Take a man’s garment when he has put up security for a stranger,
and hold it in pledge when he puts up security for an adulteress.
The simple message here is to be cautious in loaning money or costly resources. It is one thing to give generously; it is another to freely loan or make risky agreements. To do the latter is to create troubling situations for everyone involved. Consider the three parties above (considering “adulteress” as synonymous with “stranger”).
You have loaned money that you need back and now must depend upon your neighbor to be true to his word and pay up if the stranger (whom you do not know and cannot trust) does not come through on his end. If that stranger does not come through, the neighbor must somehow come up with money he evidently does not have (thus the reason he has approached you). Your neighbor is caught in the middle, having made his own risk. He has vouched for someone you have reason to suspect will not come through. Thus anxiety is created for at least you and your neighbor, and possibly hard feelings if the stranger does not pay up, which will only magnify if the neighbor then must come through and is unable. Even if the neighbor does cover the stranger, there will some difficult feelings between you and him.

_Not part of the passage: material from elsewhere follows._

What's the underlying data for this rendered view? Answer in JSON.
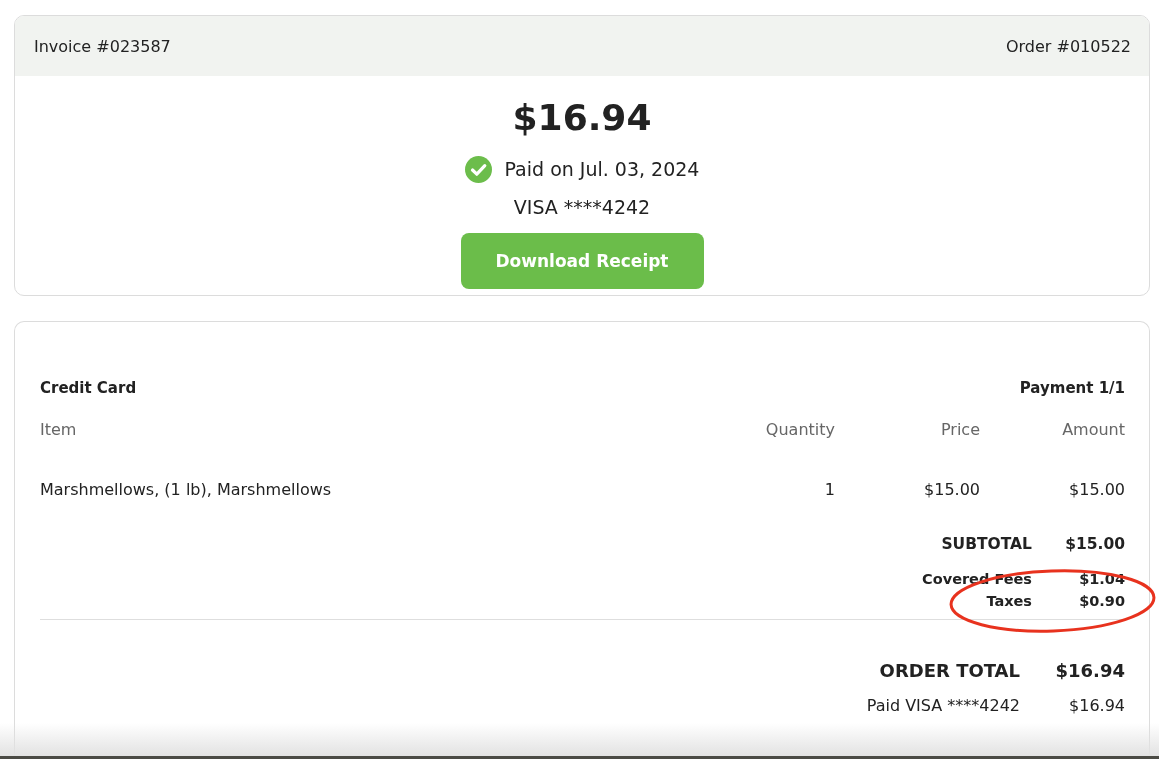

How does taking your neighbor’s garment as security help? First, if you are uncomfortable asking for such a security, then don’t make the loan at all. You are doing no one a favor by making loans that you cannot afford nor freely give as a gift. But asking for a security of some kind does have the effect of making clear at the outset to the neighbor and the stranger the seriousness of asking for the loan. People will glibly promise to pay back, thinking all the while that the lender really doesn’t care or at least can afford not to recoup the money. Asking for security impresses upon the receiver how seriously you take his paying you back. This is especially important for the neighbor, as it will cause him to count the cost of the risk he is taking. It can be too easy to say, “I’ll vouch for him.” To make him prove his confidence in the stranger, will motivate him to be surer of what he is doing.
It is good to be generous with what we have; it is also good to be wise. Indeed, it is only because we are wise with our money that we can afford to be generous. Give freely; loan cautiously.